These electrolytes tablets pack in lots of calcium, Chloride, Magnesium, potassium, Sodium, and Vitamin D3.

Sports Drinks

If you’re looking for something quick and tasty, and sports drink might be what you need.

Sure, you can always choose electrolytes drinks like Powerade and Gatorade, but keep in mind that these pack in a lot of sugar and might cause cravings —I won’t recommend them.

Make Your Own

If you’ve more time on your hands, I’d recommend making your own electrolytes drinks at home.

Yes, you heard that right. You can make your own sports drinks in the comfort of your own home and using your own ingredients. It is simple and a healthier choice.

Here are a few of my favorite recipe

When To Take Electrolytes While Running

In my experience, the best time to take an electrolyte supps is before you start, especially if you’re doing a very long run in the heat.

Next, during your workout, you can either sip an electrolyte-rich drink or take another tablet as you go. Your aim is to keep your body in balance from start to finish.

When To See A Doctor
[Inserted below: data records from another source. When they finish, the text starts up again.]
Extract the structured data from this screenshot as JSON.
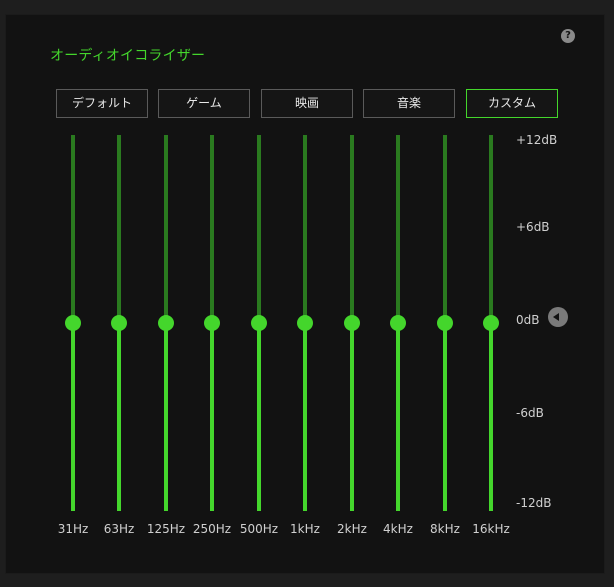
{
  "title": "オーディオイコライザー",
  "presets": [
    {
      "label": "デフォルト",
      "active": false
    },
    {
      "label": "ゲーム",
      "active": false
    },
    {
      "label": "映画",
      "active": false
    },
    {
      "label": "音楽",
      "active": false
    },
    {
      "label": "カスタム",
      "active": true
    }
  ],
  "scale": {
    "max_label": "+12dB",
    "mid_high_label": "+6dB",
    "zero_label": "0dB",
    "mid_low_label": "-6dB",
    "min_label": "-12dB",
    "min": -12,
    "max": 12
  },
  "bands": [
    {
      "label": "31Hz",
      "gain": 0
    },
    {
      "label": "63Hz",
      "gain": 0
    },
    {
      "label": "125Hz",
      "gain": 0
    },
    {
      "label": "250Hz",
      "gain": 0
    },
    {
      "label": "500Hz",
      "gain": 0
    },
    {
      "label": "1kHz",
      "gain": 0
    },
    {
      "label": "2kHz",
      "gain": 0
    },
    {
      "label": "4kHz",
      "gain": 0
    },
    {
      "label": "8kHz",
      "gain": 0
    },
    {
      "label": "16kHz",
      "gain": 0
    }
  ],
  "colors": {
    "accent": "#44d62c",
    "track_dim": "#2a7a1f"
  },
  "icons": {
    "help": "help-icon",
    "reset": "reset-arrow-icon"
  }
}
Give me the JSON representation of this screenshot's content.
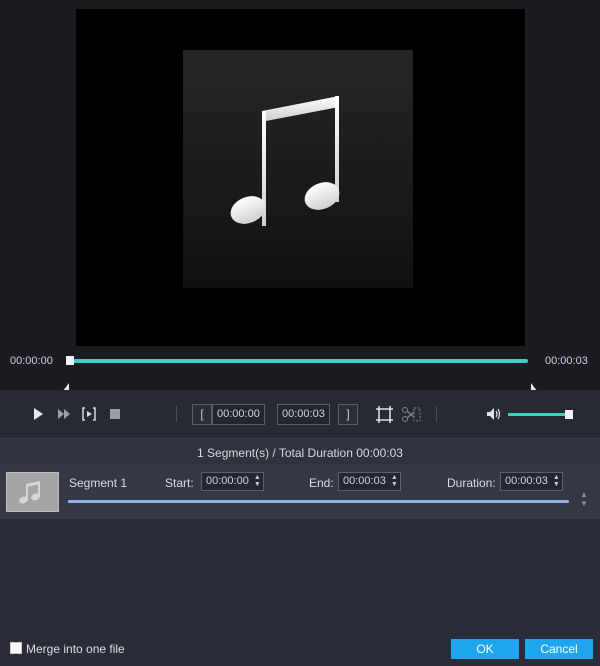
{
  "player": {
    "current_time": "00:00:00",
    "total_time": "00:00:03",
    "progress": 0.0,
    "volume": 0.95
  },
  "clip": {
    "start_time": "00:00:00",
    "end_time": "00:00:03",
    "start_bracket": "[",
    "end_bracket": "]"
  },
  "summary": "1 Segment(s) / Total Duration 00:00:03",
  "segment": {
    "name": "Segment 1",
    "start_label": "Start:",
    "start_value": "00:00:00",
    "end_label": "End:",
    "end_value": "00:00:03",
    "duration_label": "Duration:",
    "duration_value": "00:00:03"
  },
  "footer": {
    "merge_label": "Merge into one file",
    "merge_checked": false,
    "ok_label": "OK",
    "cancel_label": "Cancel"
  },
  "colors": {
    "accent": "#3ad1c2",
    "button": "#1ea7f0",
    "segment_bar": "#8fb0e6"
  },
  "icons": [
    "music-note-icon",
    "play-icon",
    "fast-forward-icon",
    "step-frame-icon",
    "stop-icon",
    "crop-icon",
    "scissors-icon",
    "speaker-icon"
  ]
}
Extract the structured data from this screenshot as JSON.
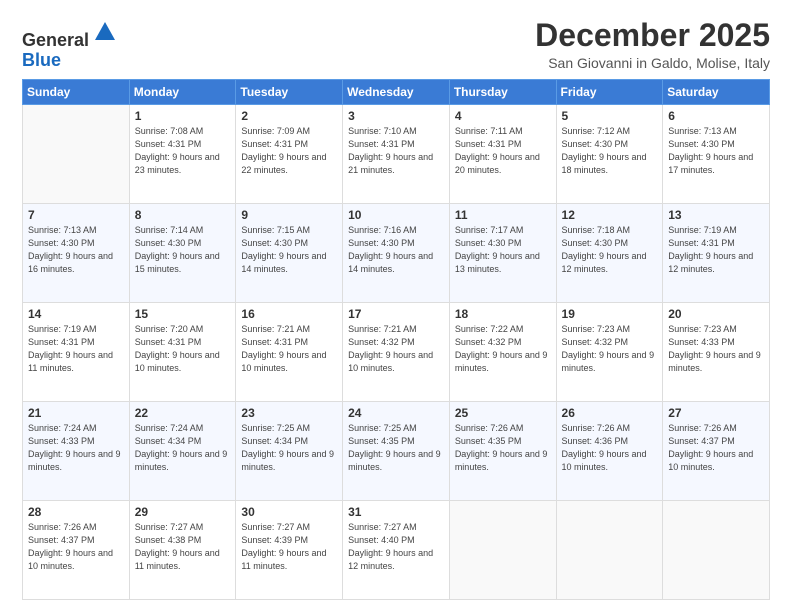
{
  "logo": {
    "line1": "General",
    "line2": "Blue"
  },
  "title": "December 2025",
  "subtitle": "San Giovanni in Galdo, Molise, Italy",
  "days": [
    "Sunday",
    "Monday",
    "Tuesday",
    "Wednesday",
    "Thursday",
    "Friday",
    "Saturday"
  ],
  "weeks": [
    [
      {
        "num": "",
        "sunrise": "",
        "sunset": "",
        "daylight": ""
      },
      {
        "num": "1",
        "sunrise": "Sunrise: 7:08 AM",
        "sunset": "Sunset: 4:31 PM",
        "daylight": "Daylight: 9 hours and 23 minutes."
      },
      {
        "num": "2",
        "sunrise": "Sunrise: 7:09 AM",
        "sunset": "Sunset: 4:31 PM",
        "daylight": "Daylight: 9 hours and 22 minutes."
      },
      {
        "num": "3",
        "sunrise": "Sunrise: 7:10 AM",
        "sunset": "Sunset: 4:31 PM",
        "daylight": "Daylight: 9 hours and 21 minutes."
      },
      {
        "num": "4",
        "sunrise": "Sunrise: 7:11 AM",
        "sunset": "Sunset: 4:31 PM",
        "daylight": "Daylight: 9 hours and 20 minutes."
      },
      {
        "num": "5",
        "sunrise": "Sunrise: 7:12 AM",
        "sunset": "Sunset: 4:30 PM",
        "daylight": "Daylight: 9 hours and 18 minutes."
      },
      {
        "num": "6",
        "sunrise": "Sunrise: 7:13 AM",
        "sunset": "Sunset: 4:30 PM",
        "daylight": "Daylight: 9 hours and 17 minutes."
      }
    ],
    [
      {
        "num": "7",
        "sunrise": "Sunrise: 7:13 AM",
        "sunset": "Sunset: 4:30 PM",
        "daylight": "Daylight: 9 hours and 16 minutes."
      },
      {
        "num": "8",
        "sunrise": "Sunrise: 7:14 AM",
        "sunset": "Sunset: 4:30 PM",
        "daylight": "Daylight: 9 hours and 15 minutes."
      },
      {
        "num": "9",
        "sunrise": "Sunrise: 7:15 AM",
        "sunset": "Sunset: 4:30 PM",
        "daylight": "Daylight: 9 hours and 14 minutes."
      },
      {
        "num": "10",
        "sunrise": "Sunrise: 7:16 AM",
        "sunset": "Sunset: 4:30 PM",
        "daylight": "Daylight: 9 hours and 14 minutes."
      },
      {
        "num": "11",
        "sunrise": "Sunrise: 7:17 AM",
        "sunset": "Sunset: 4:30 PM",
        "daylight": "Daylight: 9 hours and 13 minutes."
      },
      {
        "num": "12",
        "sunrise": "Sunrise: 7:18 AM",
        "sunset": "Sunset: 4:30 PM",
        "daylight": "Daylight: 9 hours and 12 minutes."
      },
      {
        "num": "13",
        "sunrise": "Sunrise: 7:19 AM",
        "sunset": "Sunset: 4:31 PM",
        "daylight": "Daylight: 9 hours and 12 minutes."
      }
    ],
    [
      {
        "num": "14",
        "sunrise": "Sunrise: 7:19 AM",
        "sunset": "Sunset: 4:31 PM",
        "daylight": "Daylight: 9 hours and 11 minutes."
      },
      {
        "num": "15",
        "sunrise": "Sunrise: 7:20 AM",
        "sunset": "Sunset: 4:31 PM",
        "daylight": "Daylight: 9 hours and 10 minutes."
      },
      {
        "num": "16",
        "sunrise": "Sunrise: 7:21 AM",
        "sunset": "Sunset: 4:31 PM",
        "daylight": "Daylight: 9 hours and 10 minutes."
      },
      {
        "num": "17",
        "sunrise": "Sunrise: 7:21 AM",
        "sunset": "Sunset: 4:32 PM",
        "daylight": "Daylight: 9 hours and 10 minutes."
      },
      {
        "num": "18",
        "sunrise": "Sunrise: 7:22 AM",
        "sunset": "Sunset: 4:32 PM",
        "daylight": "Daylight: 9 hours and 9 minutes."
      },
      {
        "num": "19",
        "sunrise": "Sunrise: 7:23 AM",
        "sunset": "Sunset: 4:32 PM",
        "daylight": "Daylight: 9 hours and 9 minutes."
      },
      {
        "num": "20",
        "sunrise": "Sunrise: 7:23 AM",
        "sunset": "Sunset: 4:33 PM",
        "daylight": "Daylight: 9 hours and 9 minutes."
      }
    ],
    [
      {
        "num": "21",
        "sunrise": "Sunrise: 7:24 AM",
        "sunset": "Sunset: 4:33 PM",
        "daylight": "Daylight: 9 hours and 9 minutes."
      },
      {
        "num": "22",
        "sunrise": "Sunrise: 7:24 AM",
        "sunset": "Sunset: 4:34 PM",
        "daylight": "Daylight: 9 hours and 9 minutes."
      },
      {
        "num": "23",
        "sunrise": "Sunrise: 7:25 AM",
        "sunset": "Sunset: 4:34 PM",
        "daylight": "Daylight: 9 hours and 9 minutes."
      },
      {
        "num": "24",
        "sunrise": "Sunrise: 7:25 AM",
        "sunset": "Sunset: 4:35 PM",
        "daylight": "Daylight: 9 hours and 9 minutes."
      },
      {
        "num": "25",
        "sunrise": "Sunrise: 7:26 AM",
        "sunset": "Sunset: 4:35 PM",
        "daylight": "Daylight: 9 hours and 9 minutes."
      },
      {
        "num": "26",
        "sunrise": "Sunrise: 7:26 AM",
        "sunset": "Sunset: 4:36 PM",
        "daylight": "Daylight: 9 hours and 10 minutes."
      },
      {
        "num": "27",
        "sunrise": "Sunrise: 7:26 AM",
        "sunset": "Sunset: 4:37 PM",
        "daylight": "Daylight: 9 hours and 10 minutes."
      }
    ],
    [
      {
        "num": "28",
        "sunrise": "Sunrise: 7:26 AM",
        "sunset": "Sunset: 4:37 PM",
        "daylight": "Daylight: 9 hours and 10 minutes."
      },
      {
        "num": "29",
        "sunrise": "Sunrise: 7:27 AM",
        "sunset": "Sunset: 4:38 PM",
        "daylight": "Daylight: 9 hours and 11 minutes."
      },
      {
        "num": "30",
        "sunrise": "Sunrise: 7:27 AM",
        "sunset": "Sunset: 4:39 PM",
        "daylight": "Daylight: 9 hours and 11 minutes."
      },
      {
        "num": "31",
        "sunrise": "Sunrise: 7:27 AM",
        "sunset": "Sunset: 4:40 PM",
        "daylight": "Daylight: 9 hours and 12 minutes."
      },
      {
        "num": "",
        "sunrise": "",
        "sunset": "",
        "daylight": ""
      },
      {
        "num": "",
        "sunrise": "",
        "sunset": "",
        "daylight": ""
      },
      {
        "num": "",
        "sunrise": "",
        "sunset": "",
        "daylight": ""
      }
    ]
  ]
}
Consult a doctor or a physician immediately if you’re coming down with severe dehydration symptoms, heat exhaustion, or heatstroke.

Hyponatremia is another dangerous condition and the most common problem that requires immediate medical attention, sometimes as far as getting an IV line.

Main symptoms include severe headache, confusion, swelling of the hands and feet, and vomiting.

Proceed with caution.

During your medical visit and check-up, get answers to some of the following questions:

  • How much water to drink each day?
  • How much water to drink when running?
  • What’s the best to stay well hydrated?
  • Do I have any existing conditions that make me prone to electrolyte imbalances?
  • Etc.

Conclusion